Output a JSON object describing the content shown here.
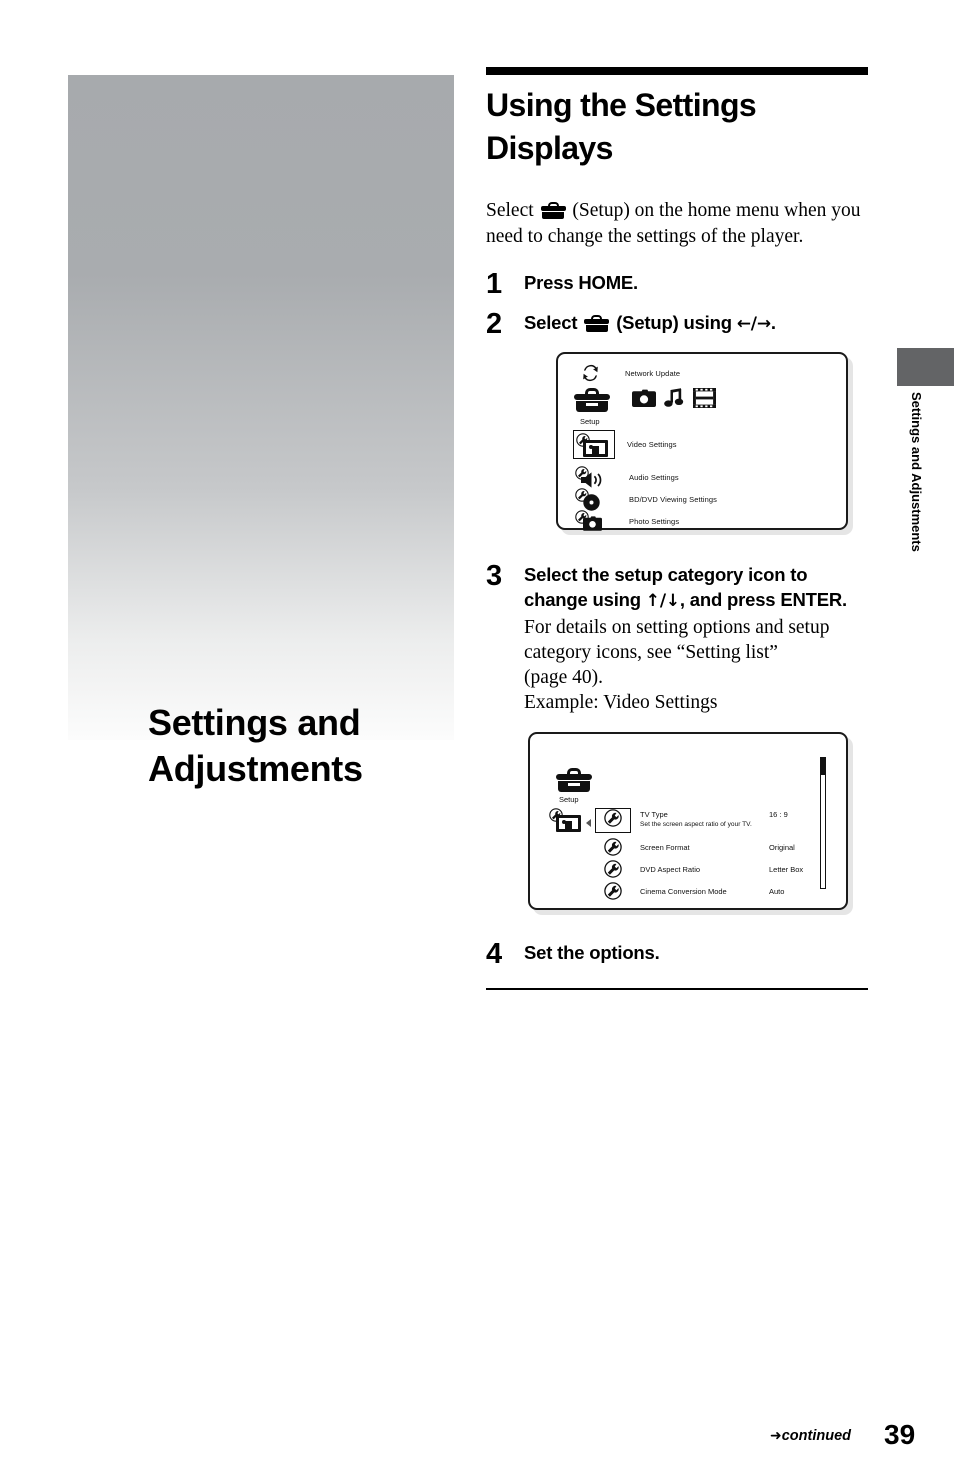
{
  "chapter": {
    "title": "Settings and\nAdjustments",
    "side_tab_label": "Settings and Adjustments"
  },
  "heading": "Using the Settings Displays",
  "intro": {
    "before_icon": "Select",
    "icon": "toolbox-setup-icon",
    "after_icon": "(Setup) on the home menu when you need to change the settings of the player."
  },
  "steps": [
    {
      "number": "1",
      "head": "Press HOME.",
      "sub": ""
    },
    {
      "number": "2",
      "head_before": "Select",
      "head_icon": "toolbox-setup-icon",
      "head_after": "(Setup) using",
      "head_keys": "←/→",
      "head_end": "."
    },
    {
      "number": "3",
      "head": "Select the setup category icon to change using ↑/↓, and press ENTER.",
      "head_part1": "Select the setup category icon to",
      "head_part2a": "change using",
      "head_keys": "↑/↓",
      "head_part2b": ", and press ENTER.",
      "sub_line1": "For details on setting options and setup",
      "sub_line2": "category icons, see “Setting list”",
      "sub_line3": "(page 40).",
      "sub_line4": "Example: Video Settings"
    },
    {
      "number": "4",
      "head": "Set the options.",
      "sub": ""
    }
  ],
  "osd_home": {
    "network_update": "Network Update",
    "setup_label": "Setup",
    "top_icons": [
      "toolbox-setup-icon",
      "camera-icon",
      "music-note-icon",
      "film-strip-icon"
    ],
    "categories": [
      {
        "icon": "wrench-video-icon",
        "label": "Video Settings",
        "selected": true
      },
      {
        "icon": "wrench-audio-icon",
        "label": "Audio Settings",
        "selected": false
      },
      {
        "icon": "wrench-disc-icon",
        "label": "BD/DVD Viewing Settings",
        "selected": false
      },
      {
        "icon": "wrench-photo-icon",
        "label": "Photo Settings",
        "selected": false
      }
    ]
  },
  "osd_video": {
    "setup_label": "Setup",
    "category_icon": "wrench-video-icon",
    "options": [
      {
        "name": "TV Type",
        "desc": "Set the screen aspect ratio of your TV.",
        "value": "16 : 9",
        "selected": true
      },
      {
        "name": "Screen Format",
        "desc": "",
        "value": "Original",
        "selected": false
      },
      {
        "name": "DVD Aspect Ratio",
        "desc": "",
        "value": "Letter Box",
        "selected": false
      },
      {
        "name": "Cinema Conversion Mode",
        "desc": "",
        "value": "Auto",
        "selected": false
      }
    ]
  },
  "footer": {
    "continued": "continued",
    "arrow": "➜",
    "page_number": "39"
  },
  "colors": {
    "ink": "#000000",
    "tab_gray": "#636466",
    "chapter_gradient_top": "#a7aaad",
    "chapter_gradient_bottom": "#fcfcfc"
  }
}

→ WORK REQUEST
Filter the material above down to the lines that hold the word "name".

→ TASK RESULT
        "name": "TV Type",
        "name": "Screen Format",
        "name": "DVD Aspect Ratio",
        "name": "Cinema Conversion Mode",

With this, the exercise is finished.